"What was that a consequence of?" Mr Little said.
"I would tell you: very poor management, very poor patient planning.’
Mr Hodgson agreed with that comment yesterday.
"I think he is right when he said it was very poor management that we got ourselves in this pickle, and poor planning."
However, Mr Hodgson said there were mitigating factors in defence of the SDHB, the first being that staff moved quickly once the alert was given and that the hospital was back to normal in about seven hours.
"The second is that other DHBs don’t necessarily have that escalation system and if they do it doesn’t become public, but plenty of DHBs have got into difficulty in the past couple of months."
Dunedin Hospital was not an easy building to move patients through, one of reasons for a new hospital, he said.
In general, he supported Mr Little’s bid for a dramatic change of the health landscape, although the day chosen for DHBs to close next year would make for a strange 72nd birthday gift for him personally, Mr Hodgson said.
"I will happily bow out gracefully. I am only in this position because of the very difficult personal health situation [former chairman] Dave Cull faces.
"The proof of the reforms will be in the pudding but I think it’s worth a shot.

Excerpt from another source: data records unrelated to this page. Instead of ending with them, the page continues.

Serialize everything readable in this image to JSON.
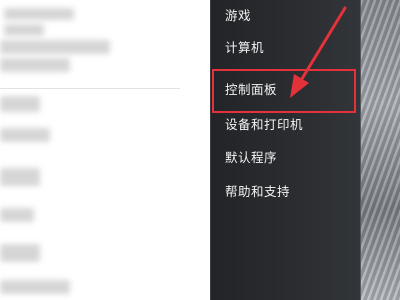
{
  "menu": {
    "items": [
      {
        "label": "游戏"
      },
      {
        "label": "计算机"
      },
      {
        "label": "控制面板"
      },
      {
        "label": "设备和打印机"
      },
      {
        "label": "默认程序"
      },
      {
        "label": "帮助和支持"
      }
    ]
  },
  "annotation": {
    "highlight_color": "#e5323a",
    "arrow_color": "#e5323a"
  },
  "icons": {
    "arrow": "arrow-icon"
  }
}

We are a small enough country to try a centralised model.
"I think the big question mark is whether we can get sufficiently robust locality networks in place to provide the democracy part that any public health system needs, and I know the minister is very focused on that.
"It’s a very important part of the puzzle which has not received a lot of attention yet."

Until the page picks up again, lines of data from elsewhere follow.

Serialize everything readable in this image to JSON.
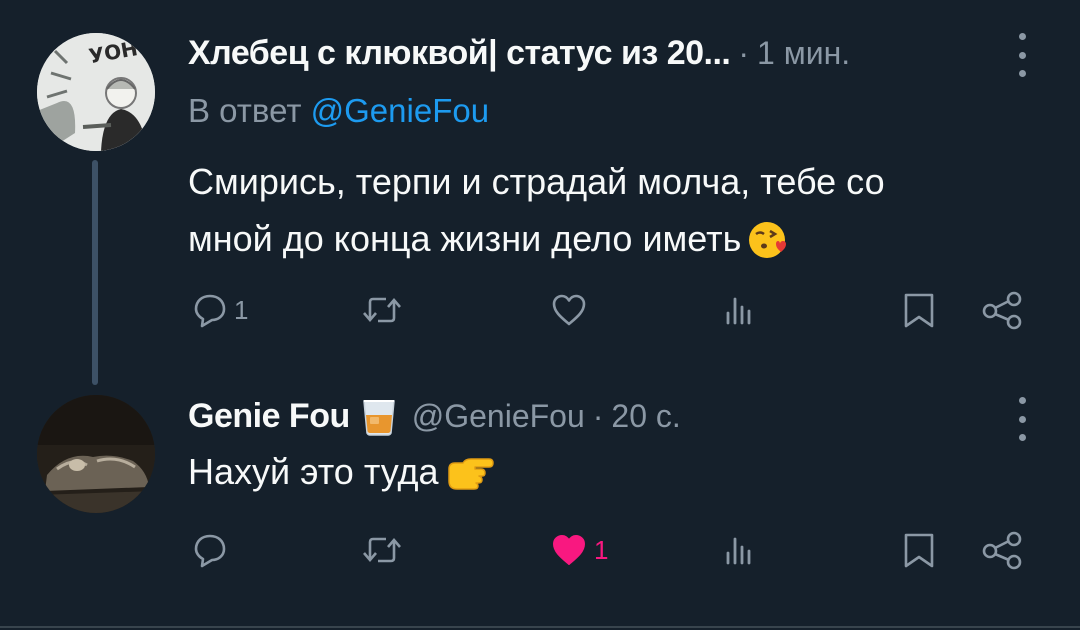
{
  "tweets": [
    {
      "display_name": "Хлебец с клюквой| статус из 20...",
      "separator": "·",
      "time": "1 мин.",
      "reply_prefix": "В ответ",
      "reply_mention": "@GenieFou",
      "text": "Смирись, терпи и страдай молча, тебе со мной до конца жизни дело иметь",
      "text_emoji": "face-blowing-kiss",
      "avatar_text": "УОН",
      "actions": {
        "reply_count": "1",
        "retweet_count": "",
        "like_count": "",
        "views_count": ""
      },
      "liked": false
    },
    {
      "display_name": "Genie Fou",
      "name_badge": "whisky-glass-emoji",
      "handle": "@GenieFou",
      "separator": "·",
      "time": "20 с.",
      "text": "Нахуй это туда",
      "text_emoji": "pointing-right-hand",
      "actions": {
        "reply_count": "",
        "retweet_count": "",
        "like_count": "1",
        "views_count": ""
      },
      "liked": true
    }
  ],
  "colors": {
    "background": "#15202b",
    "text_primary": "#f7f9f9",
    "text_secondary": "#8b98a5",
    "link": "#1d9bf0",
    "like": "#f91880",
    "thread_line": "#3d5166"
  }
}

For most SDHB staff the reforms would make little difference as the health system would continue to need doctors, nurses and administration staff Mr Hodgson said.
"Nor will there be any change to what we do.
"We will still go ahead with our strategic rethink, with the mental health review, we will still build a new Dunedin hospital," Mr Hodgson said.